Meet Helle Lie Jakobsen, the Talented and Hard-Working Designer Who Makes the Coolest Earrings Out of Clay!
We had a chat with Helle Lie Jakobsen, a wonderful and talented weaver and earring-designer. She’s definitely one to follow these next years. Here, she talks about her “Play With Clay” earrings, her thought on moving to a mountain village five hours outside of Oslo, and her personal relationship with her clothes.
You are the designer behind ‘Play With Clay’. Can you tell us more about this and how the idea arose?
During the period I took the Master in Dress Design at the Academy of Art in Oslo, I worked a lot with tissues that are a time consuming craft technique. Although I’m passionate about weaving, the process. sometimes felt limiting and I felt the need for a freer work. Parallel to this, I visited as part of the Master's project, reminiscent of childhood. I went into the game and explored Polymer Clay or Cernit, as a form of plasticine you bake in the oven, an activity many can recognize from their own childhood. Play With Clay is a tribute to the imagination and curiosity of the unknown. Making earrings in this material gives me lots of energy because the result is always different, hence each pair is unique. In the last collection I have been inspired by the cosmic unknown. When Nasa released all rights to their photo library and made the photos public, questions arose about ownership of the outer space, which I find interesting.
How was a school day at KHIO (Oslo National Academy of the Arts) for you?
Interest and harrowing! There were two challenging school years, but in a good way. The environment was inspiring and the school has facilities to get lost in. Sometimes I thought that there are almost too many opportunities and that it is easy to blindly see everything one can and will do. A lot happened in the course of those two years!
How does a regular day look to you and what are your future plans for this project?

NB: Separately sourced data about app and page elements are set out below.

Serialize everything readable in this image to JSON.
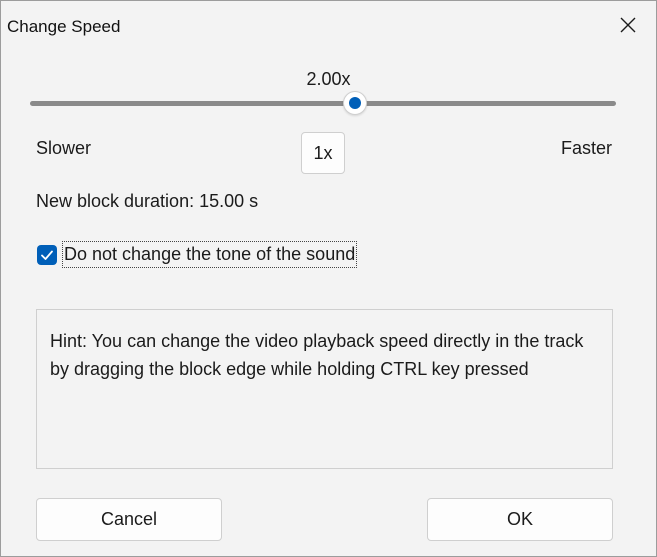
{
  "window": {
    "title": "Change Speed"
  },
  "slider": {
    "value_label": "2.00x",
    "position_fraction": 0.555
  },
  "labels": {
    "slower": "Slower",
    "faster": "Faster"
  },
  "reset_button": {
    "label": "1x"
  },
  "duration": {
    "text": "New block duration: 15.00 s"
  },
  "checkbox": {
    "label": "Do not change the tone of the sound",
    "checked": true
  },
  "hint": {
    "text": "Hint: You can change the video playback speed directly in the track by dragging the block edge while holding CTRL key pressed"
  },
  "buttons": {
    "cancel": "Cancel",
    "ok": "OK"
  },
  "colors": {
    "accent": "#005fb8",
    "background": "#f3f3f3"
  },
  "icons": {
    "close": "close-icon",
    "check": "checkmark-icon"
  }
}
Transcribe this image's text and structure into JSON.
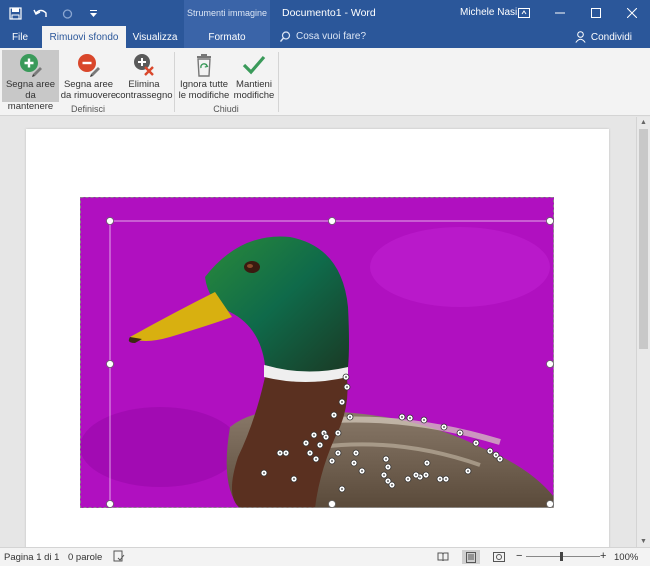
{
  "titlebar": {
    "tools_tab": "Strumenti immagine",
    "doc_title": "Documento1  -  Word",
    "user": "Michele Nasi",
    "restore_label": "▣"
  },
  "tabs": [
    {
      "label": "File"
    },
    {
      "label": "Rimuovi sfondo"
    },
    {
      "label": "Visualizza"
    },
    {
      "label": "Formato"
    }
  ],
  "tellme": {
    "label": "Cosa vuoi fare?"
  },
  "share": {
    "label": "Condividi"
  },
  "ribbon": {
    "buttons": [
      {
        "line1": "Segna aree",
        "line2": "da mantenere",
        "icon": "plus-pencil-icon"
      },
      {
        "line1": "Segna aree",
        "line2": "da rimuovere",
        "icon": "minus-pencil-icon"
      },
      {
        "line1": "Elimina",
        "line2": "contrassegno",
        "icon": "delete-mark-icon"
      },
      {
        "line1": "Ignora tutte",
        "line2": "le modifiche",
        "icon": "recycle-bin-icon"
      },
      {
        "line1": "Mantieni",
        "line2": "modifiche",
        "icon": "checkmark-icon"
      }
    ],
    "groups": [
      {
        "label": "Definisci"
      },
      {
        "label": "Chiudi"
      }
    ]
  },
  "statusbar": {
    "page": "Pagina 1 di 1",
    "words": "0 parole",
    "zoom": "100%",
    "zoom_minus": "−",
    "zoom_plus": "+"
  },
  "colors": {
    "brand": "#2b579a",
    "remove_area": "#b010c0",
    "keep_green": "#3a9a5a",
    "remove_red": "#d9472b"
  }
}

Lately I’ve had a lot on the program. I’ve juggled between teaching Design and Fashion line at Ringerike “Folkehøgskole” and producing earrings at home in my apartment in Oslo. I like to have parallel projects and feel I am most effective in that way. The next project on the board is to prepare a website where I find my previous work in addition to new projects, including news on the earring front. The website should be up and running during this winter.
Soon you will move to Folldal, a mountain village five hours outside Oslo, can you share your thoughts on this transition?
Yes, I have many thoughts about this! Together with my cohabitant, the plan is to take over his family's farm in the long term. In this takeover, there are many opportunities, but also a responsibility. We’ve many plans, and the time will tell where they lead us. First and foremost, it will be exciting to see how a life distanced from the city will affect my artistic work. In Folldal there are few people and much nature. I love to be out in nature and find much of my inspiration here. Living in a small place has its limitations in terms of accessibility, but fortunately I can be visible digitally and online, despite distance. I use the creativity in a small labor market where I partly have to create my own workplace. For a while, I will teach at a drug addiction treatment center - something new and rewarding!
What is your inspiration to design?
Curiosity is probably the one thing that inspires and drives me. For example, when I experiment with textiles, there is uncertainty in the process that creates the energy in the work. I thrive on the "lab", where I explore new materials and expressions. When I'm out in nature I often get new ideas, and I find it interesting to work with impressions and feelings related to this. Systems and lines occupy me, often as optical illusions with thread and color.
How do you see your project in five years?
Currently, I take one year at a time. I think it is important not to set long-term goals and rather be open to the fact that a lot can happen on the road. Something I see for myself is another calmness around my work and hopefully it spills over to what I create. Most likely, I will work project-based in Folldal with one foot in Oslo. Time will tell whether the dream of a farm studio in Folldal can be real.
What is the key garment you think everyone should have in the wardrobe?
I think it’'s important to have a personal relationship with the clothes you have in your closet, more than that some garments are more important than others. If you value your clothes, I think you are less likely to get tired and end up throwing them. Personally, I have many shirts in the closet, bought used and new in different quality and shape. The shirt is function and splendor in a wonderful mix and I like the shape has passed through the changing times of fashion.
How do you style yourself if you only have ten minutes before a party?
I always have bad time before a party, so this is recognizable! Danceable trousers, neutral uppers and large doubles - of course.
Bar: I’m weak for a classic “rockebule”; now that Mono is closing, it has to be Revolver.
Clothing brand: Oslo’s many secondhand stores, like Ekko Shop, Fretex St.Hans Haugen/Grünerløkka, and the secondhand app, Tise.
Sunday outfit: A chunky knitted, large and long wool sweater from Cos.
Food: Bjølsen Sushi or anything my boyfriend brings home when he’s out hunting.
Drink: Bitterly! Grapefruit juice or a classic GT.
And lastly, where can Estér readers buy your work?
Instagram: @helleliejakobsen and at Ekko Shop on Grunerløkka. Website launches this winter!
All pictures are taken by Ida Fiskaa and Helle. Published with their permission.